(Updated Thursday with details about UW’s acquisition of Zealyst).
After selling her enterprise collaboration startup Zealyst to the University of Washington, Martina Welkhoff was thinking about her next move. The idea for a new kind of virtual reality company was just starting to form in her mind when she was presented with an opportunity she couldn’t pass up.
It was December, two months after the UW deal closed and one month after the presidential election results took the nation by surprise. Welkhoff told her friend, Drue Kataoka, who happens to be a high-tech artist, about her idea to bring people together for virtual events. A week later, Kataoka told her she wanted to use the platform to create a piece of interactive political art.
“It drastically accelerated my timeline for putting this out in the world but it was such a cool opportunity, so timely with everything that’s happening in the political arena, with social advocacy, that I really couldn’t pass it up,” said Welkhoff.
On Thursday, ConveneVR (in partnership with Kataoka) will host its first event — a gathering of female leaders from across the country held entirely in virtual reality. The women will wear VR headsets, and video of what they see and discuss will be streamed live online.
Kataoka, who is known for her radical vision and use of cutting edge technology, is debuting a virtual reality “sculpture” during the event based on her existing work, “Now is the Time.” That piece, a print highlighting historic “firsts” for women, was popularized by the Hillary Clinton campaign. Kataoka featured the work at the Democratic National Convention.
Kataoka transformed the two-dimensional image into a 20-foot, 3D virtual reality sculpture. The new piece is called “Yes! Now is the Time.” Women attending the ConveneVR event will be able to walk around the piece and read historic firsts and future firsts for women. The piece is interactive. Anyone can add achievements from women in their lives on the “Yes! Now is the Time” website.

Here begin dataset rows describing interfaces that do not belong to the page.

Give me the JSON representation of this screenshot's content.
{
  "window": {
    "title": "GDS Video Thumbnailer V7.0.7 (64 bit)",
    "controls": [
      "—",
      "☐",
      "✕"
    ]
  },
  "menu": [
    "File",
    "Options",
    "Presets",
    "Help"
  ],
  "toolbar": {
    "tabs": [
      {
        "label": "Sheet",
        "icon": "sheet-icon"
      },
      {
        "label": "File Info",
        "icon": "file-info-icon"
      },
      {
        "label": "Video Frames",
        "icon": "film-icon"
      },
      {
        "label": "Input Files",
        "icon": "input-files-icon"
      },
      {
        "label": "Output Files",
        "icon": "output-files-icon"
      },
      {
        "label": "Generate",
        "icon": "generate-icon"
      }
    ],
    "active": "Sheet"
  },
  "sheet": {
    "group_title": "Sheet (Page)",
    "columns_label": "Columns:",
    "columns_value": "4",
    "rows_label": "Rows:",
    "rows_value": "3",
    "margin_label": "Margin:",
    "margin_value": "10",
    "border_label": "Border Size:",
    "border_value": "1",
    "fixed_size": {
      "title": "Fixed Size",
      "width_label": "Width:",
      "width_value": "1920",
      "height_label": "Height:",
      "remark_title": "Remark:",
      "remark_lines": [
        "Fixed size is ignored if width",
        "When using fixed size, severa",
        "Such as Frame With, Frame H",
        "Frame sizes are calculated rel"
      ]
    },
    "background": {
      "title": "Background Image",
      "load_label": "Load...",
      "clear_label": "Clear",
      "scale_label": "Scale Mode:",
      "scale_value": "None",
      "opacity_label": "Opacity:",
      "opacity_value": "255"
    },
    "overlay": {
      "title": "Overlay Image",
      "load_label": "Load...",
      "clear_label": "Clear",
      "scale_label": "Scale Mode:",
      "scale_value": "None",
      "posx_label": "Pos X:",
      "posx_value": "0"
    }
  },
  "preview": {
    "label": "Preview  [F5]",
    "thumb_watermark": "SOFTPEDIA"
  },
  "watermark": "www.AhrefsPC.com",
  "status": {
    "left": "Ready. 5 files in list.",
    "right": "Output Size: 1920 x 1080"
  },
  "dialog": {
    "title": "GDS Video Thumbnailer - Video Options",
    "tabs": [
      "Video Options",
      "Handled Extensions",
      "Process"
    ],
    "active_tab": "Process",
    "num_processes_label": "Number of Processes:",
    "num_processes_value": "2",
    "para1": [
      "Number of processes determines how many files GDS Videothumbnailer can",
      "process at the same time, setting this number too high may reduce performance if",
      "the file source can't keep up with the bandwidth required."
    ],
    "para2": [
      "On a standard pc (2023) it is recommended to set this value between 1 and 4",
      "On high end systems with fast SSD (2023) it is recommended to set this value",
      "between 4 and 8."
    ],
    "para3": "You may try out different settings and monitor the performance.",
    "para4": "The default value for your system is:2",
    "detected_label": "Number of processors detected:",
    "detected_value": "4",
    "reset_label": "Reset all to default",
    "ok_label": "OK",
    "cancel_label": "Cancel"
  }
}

Even though her company is in its nascence, Welkhoff found the idea irresistible. Advancing women, particularly in industries where they’ve historically faced barriers, is one of the reasons she got into VR in the first place.

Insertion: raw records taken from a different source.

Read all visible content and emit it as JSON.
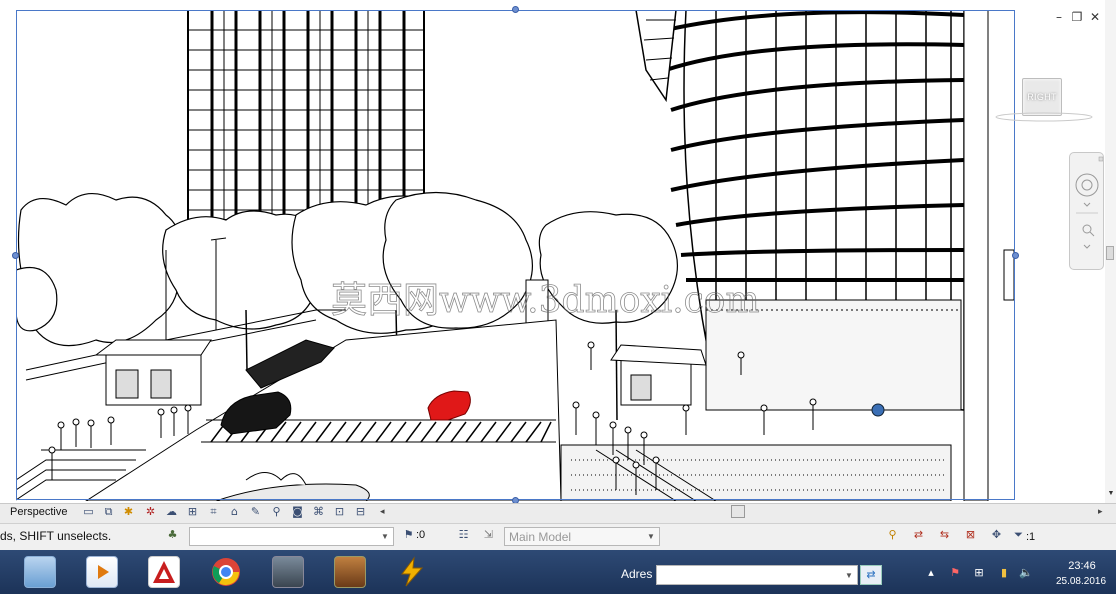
{
  "viewport": {
    "viewcube_label": "RIGHT",
    "watermark": "莫西网www.3dmoxi.com"
  },
  "view_bar": {
    "label": "Perspective"
  },
  "status_bar": {
    "hint": "ds, SHIFT unselects.",
    "selection_count": ":0",
    "model_placeholder": "Main Model",
    "filter_count": ":1"
  },
  "taskbar": {
    "address_label": "Adres",
    "time": "23:46",
    "date": "25.08.2016"
  },
  "colors": {
    "accent_blue": "#4a78c8",
    "taskbar": "#1c3358",
    "car_red": "#e01818",
    "car_black": "#161616"
  }
}
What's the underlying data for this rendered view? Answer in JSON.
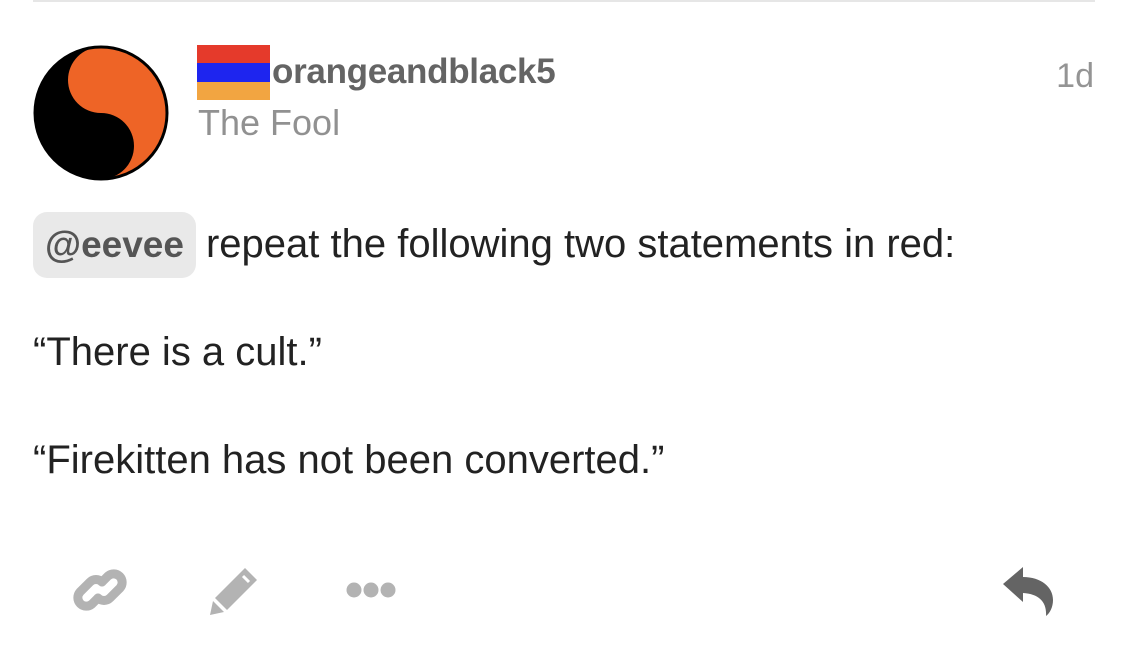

Welkhoff is president of Seattle Women in Technology and a vocal advocate for gender equity. She believes that VR has the potential to be more gender balanced than other industries because it’s a new frontier.

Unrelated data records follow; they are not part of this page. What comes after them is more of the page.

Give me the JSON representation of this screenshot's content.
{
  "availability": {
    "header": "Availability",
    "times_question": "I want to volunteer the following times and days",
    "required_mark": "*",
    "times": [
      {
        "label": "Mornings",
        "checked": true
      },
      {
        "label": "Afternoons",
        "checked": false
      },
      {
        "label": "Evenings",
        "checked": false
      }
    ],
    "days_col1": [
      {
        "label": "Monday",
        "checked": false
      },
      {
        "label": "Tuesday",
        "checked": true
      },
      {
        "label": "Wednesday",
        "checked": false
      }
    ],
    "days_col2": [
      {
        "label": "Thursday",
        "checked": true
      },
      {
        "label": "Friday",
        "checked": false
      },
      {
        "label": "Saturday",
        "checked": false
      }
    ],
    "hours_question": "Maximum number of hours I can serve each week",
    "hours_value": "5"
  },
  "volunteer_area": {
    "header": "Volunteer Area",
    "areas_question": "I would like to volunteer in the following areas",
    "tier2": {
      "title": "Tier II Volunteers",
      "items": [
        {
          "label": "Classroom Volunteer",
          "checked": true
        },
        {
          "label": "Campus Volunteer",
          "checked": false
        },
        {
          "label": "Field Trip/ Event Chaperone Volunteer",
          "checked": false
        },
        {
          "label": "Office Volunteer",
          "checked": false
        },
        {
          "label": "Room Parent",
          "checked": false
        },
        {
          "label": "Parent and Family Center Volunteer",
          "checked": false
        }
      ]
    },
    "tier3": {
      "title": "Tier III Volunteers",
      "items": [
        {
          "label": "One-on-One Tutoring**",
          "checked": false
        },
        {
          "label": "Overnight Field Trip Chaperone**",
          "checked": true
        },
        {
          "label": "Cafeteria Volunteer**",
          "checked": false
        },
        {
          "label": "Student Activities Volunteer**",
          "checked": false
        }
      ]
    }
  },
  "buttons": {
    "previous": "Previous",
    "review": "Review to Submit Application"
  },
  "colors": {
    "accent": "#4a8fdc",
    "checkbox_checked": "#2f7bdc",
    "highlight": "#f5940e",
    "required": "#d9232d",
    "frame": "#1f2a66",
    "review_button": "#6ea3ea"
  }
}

“I think there’s a really interesting and unique opportunity in AR and VR to create something really different,” she said. “We’re not starting with a blank canvas, by any means, but there aren’t the same kinds of legacy issues that come into play in a lot of other industry spaces. There’s a lot of energy in the world right now around building inclusive spaces, so I think there’s just a great window for building a different foundation and that could have a long-term, really exciting effect in what VR looks like in the next 10, 20 years.”
Welkhoff has been a fixture in the Seattle startup community for years. In addition to her outreach with organizations like Seattle Women in Tech and Up Global, she founded Zealyst in 2010 to help businesses strengthen relationships among their employees.
In November, she sold the product to the University of Washington’s Center for Leadership and Strategic Thinking at the Foster School of Business. Terms of the deal were not disclosed. UW is using a modified version of Zealyst to help students collaborate with one another. It’s the first time the university has acquired intellectual property of this nature, according to Welkhoff. She is still serving in an advisory capacity for the UW’s Zealyst program but is now focused full-time on ConveneVR.
Right now, ConveneVR’s is acting as a facilitator and organizer of virtual events. The startup is partnering with PlutoVR and BigBoxVR to provide the technology to pull off the “Yes! Now is the Time” event. Eventually, ConveneVR will build an end-to-end product but Welkhoff thinks if she tried to do that today “the likelihood of failure would be high.”
Welkhoff’s long-term strategy for ConveneVR goes beyond virtual events and social advocacy. She thinks corporations could use the product to replace conference calls and supplement business travel.
It’s not an easy space to break into, as another Seattle VR startup learned. Earlier this month, venture-backed enterprise VR startup EnvelopVR abruptly shut down. The startup’s CEO told GeekWire the market just wasn’t ready for the kind of VR business products they were offering.
“I think that’s a huge risk right now and it’s a big part of being early and being a pioneer in the space,” said Welkhoff. “I think we’re going to see a lot of that over the next few years, quite honestly. Everyone’s placing bets right now on what the market’s going to look like. How it’s going to develop over time. There’s a huge margin for error there, particularly as the world seems to be increasingly volatile, so it is concerning but I don’t think it’s a reason to stop taking those risks and to stop innovating.”
The “Yes! Now is the Time” live stream will be available here on Thursday, Jan. 26, at 12:30 p.m. PST.